§ **Exercise**
Write the listing out once more, with every line exactly as it stands.

:: Exercise inputs

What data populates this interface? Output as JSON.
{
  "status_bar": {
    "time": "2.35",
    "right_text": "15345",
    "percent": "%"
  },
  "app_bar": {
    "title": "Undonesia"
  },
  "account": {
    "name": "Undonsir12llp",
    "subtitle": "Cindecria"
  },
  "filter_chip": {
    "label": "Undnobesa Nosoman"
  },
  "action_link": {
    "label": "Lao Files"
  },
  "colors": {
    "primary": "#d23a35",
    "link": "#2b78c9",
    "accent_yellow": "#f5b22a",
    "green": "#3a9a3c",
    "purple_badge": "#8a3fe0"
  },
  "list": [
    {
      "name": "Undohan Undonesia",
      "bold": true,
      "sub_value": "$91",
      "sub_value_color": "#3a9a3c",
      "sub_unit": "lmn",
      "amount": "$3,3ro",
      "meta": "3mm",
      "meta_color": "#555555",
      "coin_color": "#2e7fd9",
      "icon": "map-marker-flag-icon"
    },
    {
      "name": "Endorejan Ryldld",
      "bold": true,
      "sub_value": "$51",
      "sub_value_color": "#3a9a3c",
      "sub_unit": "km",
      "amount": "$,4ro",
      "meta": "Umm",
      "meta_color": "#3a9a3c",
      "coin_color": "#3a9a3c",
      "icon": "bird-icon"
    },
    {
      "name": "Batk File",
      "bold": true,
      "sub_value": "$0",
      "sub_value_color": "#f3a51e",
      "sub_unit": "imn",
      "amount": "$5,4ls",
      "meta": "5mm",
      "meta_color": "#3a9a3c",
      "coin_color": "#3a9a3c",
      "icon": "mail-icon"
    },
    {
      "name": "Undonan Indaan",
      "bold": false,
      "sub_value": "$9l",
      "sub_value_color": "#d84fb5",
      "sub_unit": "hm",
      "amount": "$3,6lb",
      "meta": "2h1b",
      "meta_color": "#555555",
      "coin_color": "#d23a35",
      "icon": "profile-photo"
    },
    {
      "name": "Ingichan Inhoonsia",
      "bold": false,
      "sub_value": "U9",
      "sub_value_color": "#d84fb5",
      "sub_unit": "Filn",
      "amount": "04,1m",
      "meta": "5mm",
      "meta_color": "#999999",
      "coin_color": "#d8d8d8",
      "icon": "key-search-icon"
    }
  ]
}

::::

§ **Completed task**
What data populates this interface? Output as JSON.
{
  "status_bar": {
    "time": "2.35",
    "right_text": "15345",
    "percent": "%"
  },
  "app_bar": {
    "title": "Undonesia"
  },
  "account": {
    "name": "Undonsir12llp",
    "subtitle": "Cindecria"
  },
  "filter_chip": {
    "label": "Undnobesa Nosoman"
  },
  "action_link": {
    "label": "Lao Files"
  },
  "colors": {
    "primary": "#d23a35",
    "link": "#2b78c9",
    "accent_yellow": "#f5b22a",
    "green": "#3a9a3c",
    "purple_badge": "#8a3fe0"
  },
  "list": [
    {
      "name": "Undohan Undonesia",
      "bold": true,
      "sub_value": "$91",
      "sub_value_color": "#3a9a3c",
      "sub_unit": "lmn",
      "amount": "$3,3ro",
      "meta": "3mm",
      "meta_color": "#555555",
      "coin_color": "#2e7fd9",
      "icon": "map-marker-flag-icon"
    },
    {
      "name": "Endorejan Ryldld",
      "bold": true,
      "sub_value": "$51",
      "sub_value_color": "#3a9a3c",
      "sub_unit": "km",
      "amount": "$,4ro",
      "meta": "Umm",
      "meta_color": "#3a9a3c",
      "coin_color": "#3a9a3c",
      "icon": "bird-icon"
    },
    {
      "name": "Batk File",
      "bold": true,
      "sub_value": "$0",
      "sub_value_color": "#f3a51e",
      "sub_unit": "imn",
      "amount": "$5,4ls",
      "meta": "5mm",
      "meta_color": "#3a9a3c",
      "coin_color": "#3a9a3c",
      "icon": "mail-icon"
    },
    {
      "name": "Undonan Indaan",
      "bold": false,
      "sub_value": "$9l",
      "sub_value_color": "#d84fb5",
      "sub_unit": "hm",
      "amount": "$3,6lb",
      "meta": "2h1b",
      "meta_color": "#555555",
      "coin_color": "#d23a35",
      "icon": "profile-photo"
    },
    {
      "name": "Ingichan Inhoonsia",
      "bold": false,
      "sub_value": "U9",
      "sub_value_color": "#d84fb5",
      "sub_unit": "Filn",
      "amount": "04,1m",
      "meta": "5mm",
      "meta_color": "#999999",
      "coin_color": "#d8d8d8",
      "icon": "key-search-icon"
    }
  ]
}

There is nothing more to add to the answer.